» Assignment
Extract, from the records beneath this instruction, each line that contains the word "icon".

» Input data

[Start of section]

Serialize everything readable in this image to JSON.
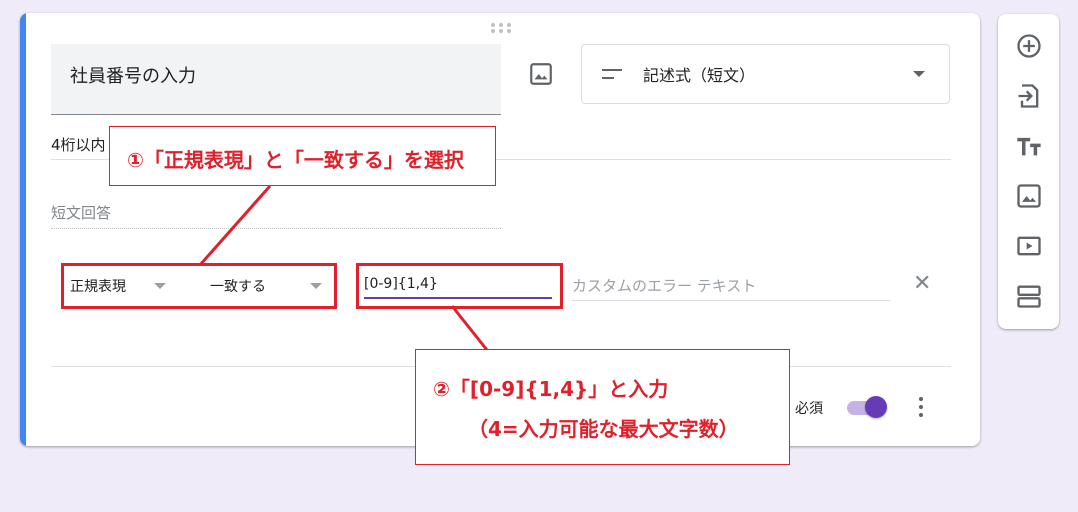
{
  "question": {
    "title": "社員番号の入力",
    "type_label": "記述式（短文）",
    "description_visible": "4桁以内",
    "answer_placeholder": "短文回答"
  },
  "validation": {
    "rule_type": "正規表現",
    "rule_condition": "一致する",
    "pattern_value": "[0-9]{1,4}",
    "error_placeholder": "カスタムのエラー テキスト"
  },
  "footer": {
    "required_label": "必須",
    "required_on": true
  },
  "sidebar": {
    "tools": [
      "add-question-icon",
      "import-questions-icon",
      "add-title-icon",
      "add-image-icon",
      "add-video-icon",
      "add-section-icon"
    ]
  },
  "annotations": {
    "step1": "①「正規表現」と「一致する」を選択",
    "step2_line1": "②「[0-9]{1,4}」と入力",
    "step2_line2": "（4=入力可能な最大文字数）",
    "color": "#e0202a"
  },
  "colors": {
    "accent": "#4285f4",
    "theme": "#673ab7",
    "background": "#f0ebf8"
  }
}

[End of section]

» Answer to this task
      "add-question-icon",
      "import-questions-icon",
      "add-title-icon",
      "add-image-icon",
      "add-video-icon",
      "add-section-icon"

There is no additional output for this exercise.